◆ TASK ITEM ◆
All records below are to be repeated exactly, with the pictures left out.

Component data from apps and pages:
▽
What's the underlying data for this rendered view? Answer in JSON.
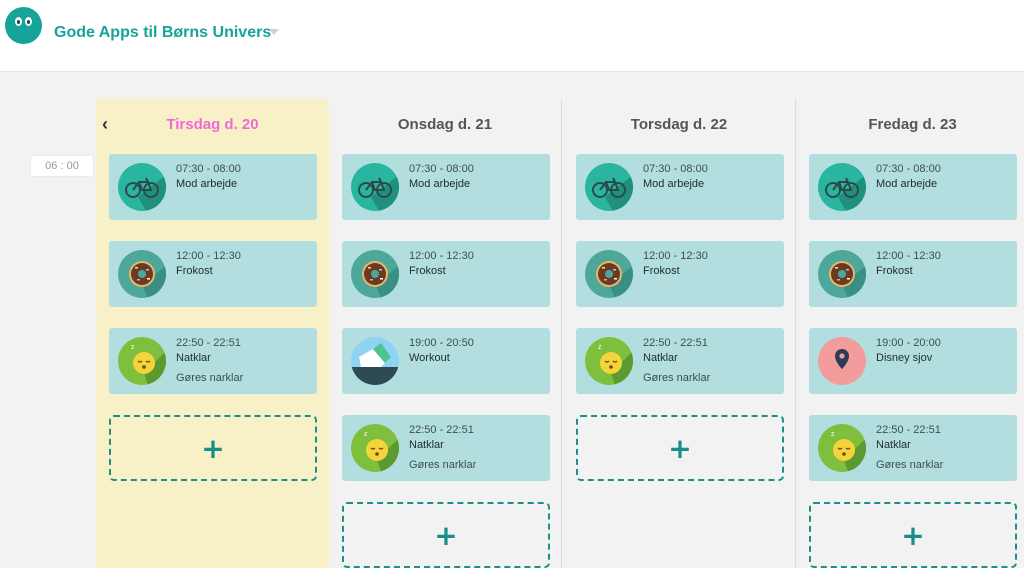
{
  "header": {
    "app_title": "Gode Apps til Børns Univers"
  },
  "time_slot": "06 : 00",
  "days": [
    {
      "label": "Tirsdag d. 20",
      "today": true,
      "events": [
        {
          "time": "07:30 - 08:00",
          "name": "Mod arbejde",
          "note": "",
          "icon": "bicycle-icon"
        },
        {
          "time": "12:00 - 12:30",
          "name": "Frokost",
          "note": "",
          "icon": "donut-icon"
        },
        {
          "time": "22:50 - 22:51",
          "name": "Natklar",
          "note": "Gøres narklar",
          "icon": "sleepy-face-icon"
        }
      ]
    },
    {
      "label": "Onsdag d. 21",
      "today": false,
      "events": [
        {
          "time": "07:30 - 08:00",
          "name": "Mod arbejde",
          "note": "",
          "icon": "bicycle-icon"
        },
        {
          "time": "12:00 - 12:30",
          "name": "Frokost",
          "note": "",
          "icon": "donut-icon"
        },
        {
          "time": "19:00 - 20:50",
          "name": "Workout",
          "note": "",
          "icon": "running-shoe-icon"
        },
        {
          "time": "22:50 - 22:51",
          "name": "Natklar",
          "note": "Gøres narklar",
          "icon": "sleepy-face-icon"
        }
      ]
    },
    {
      "label": "Torsdag d. 22",
      "today": false,
      "events": [
        {
          "time": "07:30 - 08:00",
          "name": "Mod arbejde",
          "note": "",
          "icon": "bicycle-icon"
        },
        {
          "time": "12:00 - 12:30",
          "name": "Frokost",
          "note": "",
          "icon": "donut-icon"
        },
        {
          "time": "22:50 - 22:51",
          "name": "Natklar",
          "note": "Gøres narklar",
          "icon": "sleepy-face-icon"
        }
      ]
    },
    {
      "label": "Fredag d. 23",
      "today": false,
      "events": [
        {
          "time": "07:30 - 08:00",
          "name": "Mod arbejde",
          "note": "",
          "icon": "bicycle-icon"
        },
        {
          "time": "12:00 - 12:30",
          "name": "Frokost",
          "note": "",
          "icon": "donut-icon"
        },
        {
          "time": "19:00 - 20:00",
          "name": "Disney sjov",
          "note": "",
          "icon": "location-pin-icon"
        },
        {
          "time": "22:50 - 22:51",
          "name": "Natklar",
          "note": "Gøres narklar",
          "icon": "sleepy-face-icon"
        }
      ]
    }
  ],
  "add_symbol": "+",
  "colors": {
    "accent": "#16a39a",
    "today_label": "#f06ad6",
    "today_bg": "#f8f0c6",
    "card_bg": "#b3dedf"
  }
}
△
◆ TASK RESULT ◆
What's the underlying data for this rendered view? Answer in JSON.
{
  "header": {
    "app_title": "Gode Apps til Børns Univers"
  },
  "time_slot": "06 : 00",
  "days": [
    {
      "label": "Tirsdag d. 20",
      "today": true,
      "events": [
        {
          "time": "07:30 - 08:00",
          "name": "Mod arbejde",
          "note": "",
          "icon": "bicycle-icon"
        },
        {
          "time": "12:00 - 12:30",
          "name": "Frokost",
          "note": "",
          "icon": "donut-icon"
        },
        {
          "time": "22:50 - 22:51",
          "name": "Natklar",
          "note": "Gøres narklar",
          "icon": "sleepy-face-icon"
        }
      ]
    },
    {
      "label": "Onsdag d. 21",
      "today": false,
      "events": [
        {
          "time": "07:30 - 08:00",
          "name": "Mod arbejde",
          "note": "",
          "icon": "bicycle-icon"
        },
        {
          "time": "12:00 - 12:30",
          "name": "Frokost",
          "note": "",
          "icon": "donut-icon"
        },
        {
          "time": "19:00 - 20:50",
          "name": "Workout",
          "note": "",
          "icon": "running-shoe-icon"
        },
        {
          "time": "22:50 - 22:51",
          "name": "Natklar",
          "note": "Gøres narklar",
          "icon": "sleepy-face-icon"
        }
      ]
    },
    {
      "label": "Torsdag d. 22",
      "today": false,
      "events": [
        {
          "time": "07:30 - 08:00",
          "name": "Mod arbejde",
          "note": "",
          "icon": "bicycle-icon"
        },
        {
          "time": "12:00 - 12:30",
          "name": "Frokost",
          "note": "",
          "icon": "donut-icon"
        },
        {
          "time": "22:50 - 22:51",
          "name": "Natklar",
          "note": "Gøres narklar",
          "icon": "sleepy-face-icon"
        }
      ]
    },
    {
      "label": "Fredag d. 23",
      "today": false,
      "events": [
        {
          "time": "07:30 - 08:00",
          "name": "Mod arbejde",
          "note": "",
          "icon": "bicycle-icon"
        },
        {
          "time": "12:00 - 12:30",
          "name": "Frokost",
          "note": "",
          "icon": "donut-icon"
        },
        {
          "time": "19:00 - 20:00",
          "name": "Disney sjov",
          "note": "",
          "icon": "location-pin-icon"
        },
        {
          "time": "22:50 - 22:51",
          "name": "Natklar",
          "note": "Gøres narklar",
          "icon": "sleepy-face-icon"
        }
      ]
    }
  ],
  "add_symbol": "+",
  "colors": {
    "accent": "#16a39a",
    "today_label": "#f06ad6",
    "today_bg": "#f8f0c6",
    "card_bg": "#b3dedf"
  }
}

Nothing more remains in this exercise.